▶ **WHAT THE TASK ASKS**:
Would you copy out each line of the records below that includes the word "Unidad"?

▶ **RECORDED INFORMATION**:
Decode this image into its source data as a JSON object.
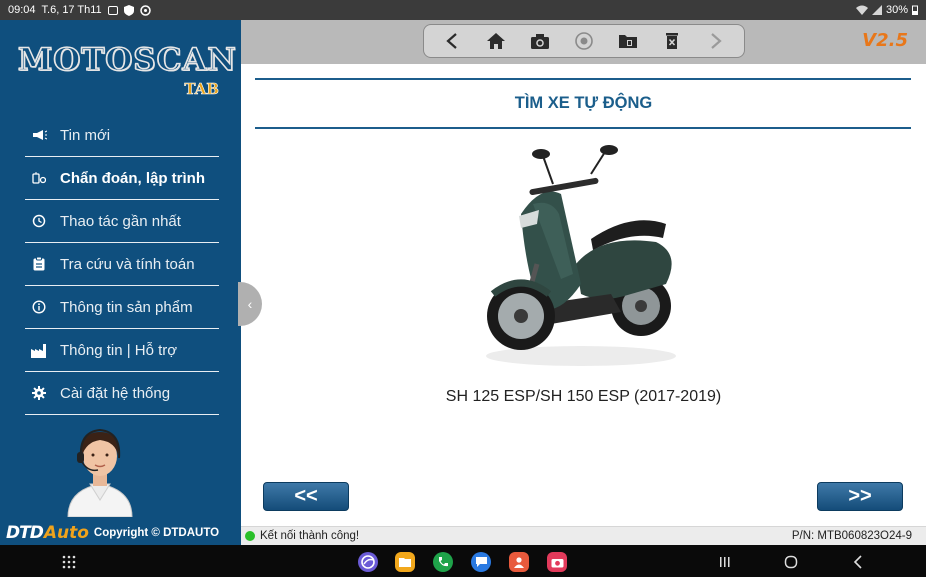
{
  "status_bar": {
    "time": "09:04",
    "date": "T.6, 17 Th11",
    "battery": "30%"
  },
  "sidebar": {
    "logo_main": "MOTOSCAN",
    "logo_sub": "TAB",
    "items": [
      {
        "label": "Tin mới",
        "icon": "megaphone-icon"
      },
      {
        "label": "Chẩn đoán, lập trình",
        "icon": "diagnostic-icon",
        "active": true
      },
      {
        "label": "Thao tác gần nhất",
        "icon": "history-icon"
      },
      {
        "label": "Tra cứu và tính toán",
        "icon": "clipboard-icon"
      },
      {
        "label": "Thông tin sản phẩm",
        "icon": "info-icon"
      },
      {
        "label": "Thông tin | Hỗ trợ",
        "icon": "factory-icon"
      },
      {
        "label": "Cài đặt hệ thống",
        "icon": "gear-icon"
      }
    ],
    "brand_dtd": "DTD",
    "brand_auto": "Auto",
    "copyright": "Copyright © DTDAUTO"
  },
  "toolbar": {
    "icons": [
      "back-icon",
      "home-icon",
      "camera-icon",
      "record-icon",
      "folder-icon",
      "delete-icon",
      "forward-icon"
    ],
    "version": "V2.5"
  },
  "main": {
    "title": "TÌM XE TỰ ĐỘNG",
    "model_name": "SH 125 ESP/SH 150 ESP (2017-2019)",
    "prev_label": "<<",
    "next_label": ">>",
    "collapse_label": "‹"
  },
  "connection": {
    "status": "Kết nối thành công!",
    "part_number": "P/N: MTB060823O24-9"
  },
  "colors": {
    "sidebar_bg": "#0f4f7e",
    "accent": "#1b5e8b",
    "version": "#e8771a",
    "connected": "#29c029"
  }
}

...

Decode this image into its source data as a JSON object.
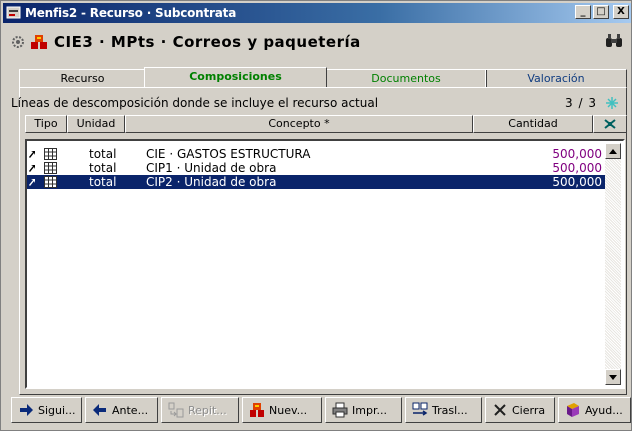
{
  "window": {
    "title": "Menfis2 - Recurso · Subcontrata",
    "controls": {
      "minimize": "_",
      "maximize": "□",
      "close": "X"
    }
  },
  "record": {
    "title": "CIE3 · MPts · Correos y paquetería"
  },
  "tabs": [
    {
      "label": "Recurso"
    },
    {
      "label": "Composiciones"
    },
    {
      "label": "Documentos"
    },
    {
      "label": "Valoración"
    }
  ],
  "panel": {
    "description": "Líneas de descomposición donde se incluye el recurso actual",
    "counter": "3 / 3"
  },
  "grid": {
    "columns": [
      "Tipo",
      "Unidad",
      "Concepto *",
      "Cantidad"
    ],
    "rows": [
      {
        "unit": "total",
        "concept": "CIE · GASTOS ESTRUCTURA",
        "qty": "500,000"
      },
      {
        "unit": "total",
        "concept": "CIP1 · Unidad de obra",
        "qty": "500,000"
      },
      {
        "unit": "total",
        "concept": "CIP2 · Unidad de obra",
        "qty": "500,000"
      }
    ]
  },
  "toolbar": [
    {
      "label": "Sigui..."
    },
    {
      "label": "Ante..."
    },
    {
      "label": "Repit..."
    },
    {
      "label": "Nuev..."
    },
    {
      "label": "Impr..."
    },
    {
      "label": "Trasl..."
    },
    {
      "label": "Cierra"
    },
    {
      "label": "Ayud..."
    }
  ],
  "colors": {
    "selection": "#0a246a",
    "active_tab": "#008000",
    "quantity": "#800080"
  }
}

▶ **RESPONSE**:
      "Unidad",
        "concept": "CIP1 · Unidad de obra",
        "concept": "CIP2 · Unidad de obra",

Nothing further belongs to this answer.